There is a familiar analysis of the 1970s in Britain, of a country locked in decline, paralysed by recurring confrontations due to the ideological fault-lines between capital and labour, and reliant on a political system undermined by an unspoken consensus shared by the ruling elite that the most that could await a post-war and post-imperial Britain was a ‘soft landing’. In this analysis, the failures of the post-war right and left in Britain provide a platform for a political outsider, Margaret Thatcher, to over-turn the political apple-cart and usher in a new ideological revolution founded on reinvigorated concepts of economic agency and individual choice. This article will argue that the Thatcherite revolution was not so much a crisis for the traditional ideologies of left and right, as an indication of the way politics had moved beyond ideology. Drawing parallels with the apparent rebirth of socialism in France that ran concurrently with the Thatcherite revolution, this article will suggest that the success of Thatcher owes much to the divorce between image and reality and the symbolic power this allows leaders to deploy subsequently. Ultimately, we will argue, Thatcher was willing to steer the transformation of British society in ways that ran contrary to the principles of those assumed to be her intellectual mentors, in order to satisfy her desire for control.

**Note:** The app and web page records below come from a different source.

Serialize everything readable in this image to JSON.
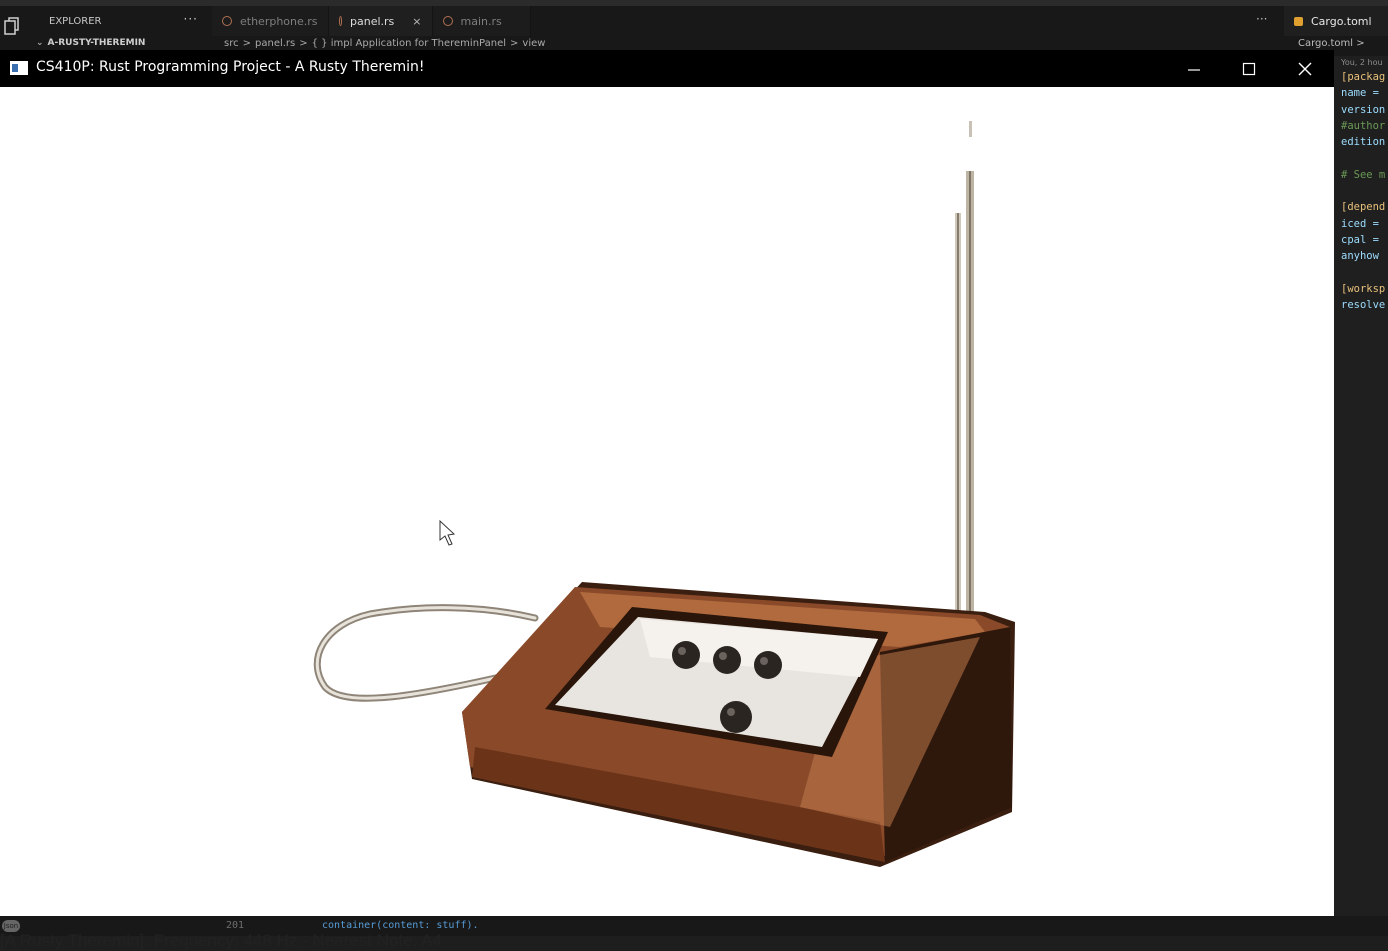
{
  "vscode": {
    "explorer_title": "EXPLORER",
    "explorer_more": "···",
    "folder": "A-RUSTY-THEREMIN",
    "tabs": [
      {
        "label": "etherphone.rs"
      },
      {
        "label": "panel.rs"
      },
      {
        "label": "main.rs"
      }
    ],
    "tab_close": "×",
    "tabs_more": "···",
    "breadcrumb": [
      "src",
      ">",
      "panel.rs",
      ">",
      "{ } impl Application for ThereminPanel",
      ">",
      "view"
    ],
    "right_tab_label": "Cargo.toml",
    "right_breadcrumb": "Cargo.toml >",
    "blame": "You, 2 hou",
    "cargo_lines": [
      {
        "text": "[packag",
        "color": "#e8c07a"
      },
      {
        "text": "name =",
        "color": "#9cdcfe"
      },
      {
        "text": "version",
        "color": "#9cdcfe"
      },
      {
        "text": "#author",
        "color": "#6a9955"
      },
      {
        "text": "edition",
        "color": "#9cdcfe"
      },
      {
        "text": "",
        "color": "#9cdcfe"
      },
      {
        "text": "# See m",
        "color": "#6a9955"
      },
      {
        "text": "",
        "color": "#9cdcfe"
      },
      {
        "text": "[depend",
        "color": "#e8c07a"
      },
      {
        "text": "iced =",
        "color": "#9cdcfe"
      },
      {
        "text": "cpal =",
        "color": "#9cdcfe"
      },
      {
        "text": "anyhow",
        "color": "#9cdcfe"
      },
      {
        "text": "",
        "color": "#9cdcfe"
      },
      {
        "text": "[worksp",
        "color": "#e8c07a"
      },
      {
        "text": "resolve",
        "color": "#9cdcfe"
      }
    ],
    "status_avatar": "Json",
    "status_line_number": "201",
    "status_code": "container(content: stuff)."
  },
  "app": {
    "title": "CS410P: Rust Programming Project - A Rusty Theremin!",
    "status_text": "[A Rusty Theremin]: Frequency: 448 Hz - Nearest Note: A4"
  },
  "colors": {
    "titlebar": "#000000",
    "canvas": "#ffffff",
    "wood": "#8a4a2a",
    "panel": "#e8e4df"
  }
}
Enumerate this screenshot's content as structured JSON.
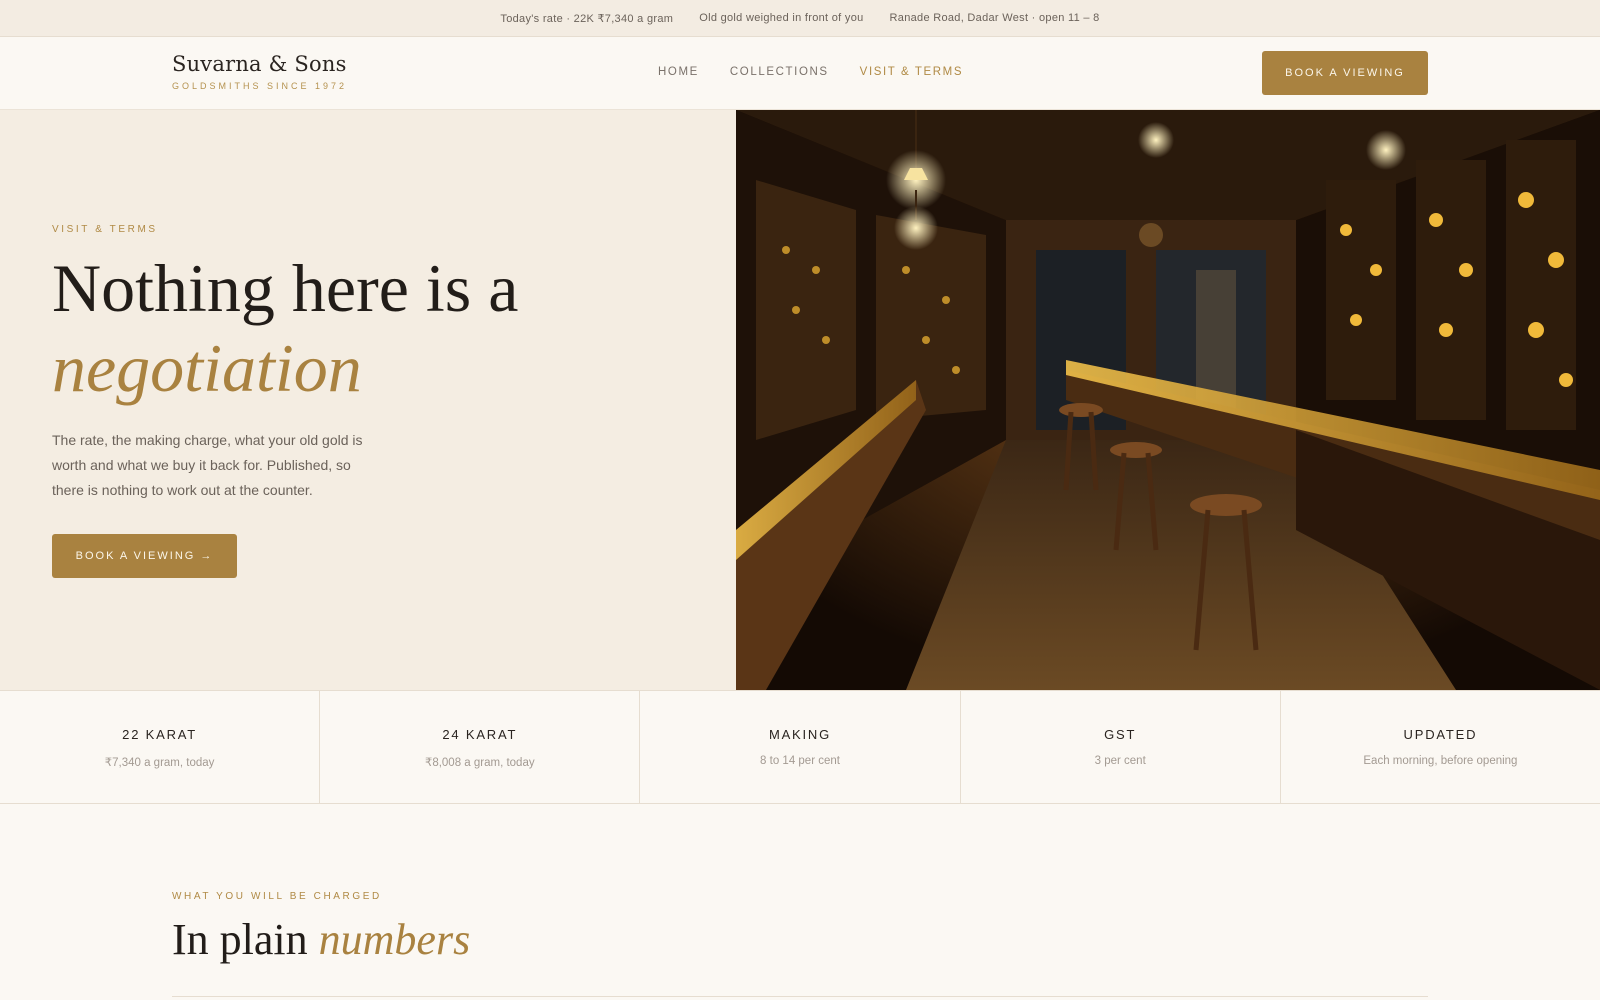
{
  "topbar": {
    "rate": "Today's rate · 22K ₹7,340 a gram",
    "weigh": "Old gold weighed in front of you",
    "address": "Ranade Road, Dadar West · open 11 – 8"
  },
  "brand": {
    "name": "Suvarna & Sons",
    "tagline": "GOLDSMITHS SINCE 1972"
  },
  "nav": {
    "items": [
      {
        "label": "HOME"
      },
      {
        "label": "COLLECTIONS"
      },
      {
        "label": "VISIT & TERMS"
      }
    ],
    "active": "VISIT & TERMS"
  },
  "header": {
    "cta_label": "BOOK A VIEWING"
  },
  "hero": {
    "eyebrow": "VISIT & TERMS",
    "title_line1": "Nothing here is a",
    "title_accent": "negotiation",
    "description": "The rate, the making charge, what your old gold is worth and what we buy it back for. Published, so there is nothing to work out at the counter.",
    "cta_label": "BOOK A VIEWING →"
  },
  "stats": [
    {
      "label": "22 KARAT",
      "value": "₹7,340 a gram, today"
    },
    {
      "label": "24 KARAT",
      "value": "₹8,008 a gram, today"
    },
    {
      "label": "MAKING",
      "value": "8 to 14 per cent"
    },
    {
      "label": "GST",
      "value": "3 per cent"
    },
    {
      "label": "UPDATED",
      "value": "Each morning, before opening"
    }
  ],
  "charges": {
    "eyebrow": "WHAT YOU WILL BE CHARGED",
    "title_plain": "In plain",
    "title_accent": "numbers"
  },
  "colors": {
    "accent": "#a98240",
    "background": "#fbf8f3",
    "hero_background": "#f4ede2",
    "text": "#2a2420"
  }
}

|Number of pages
|Revue Française de Civilisation Britannique
|Early online date
|10 Sept 2016
|Published - 2016
- Thatcher Crisis Economy Ideology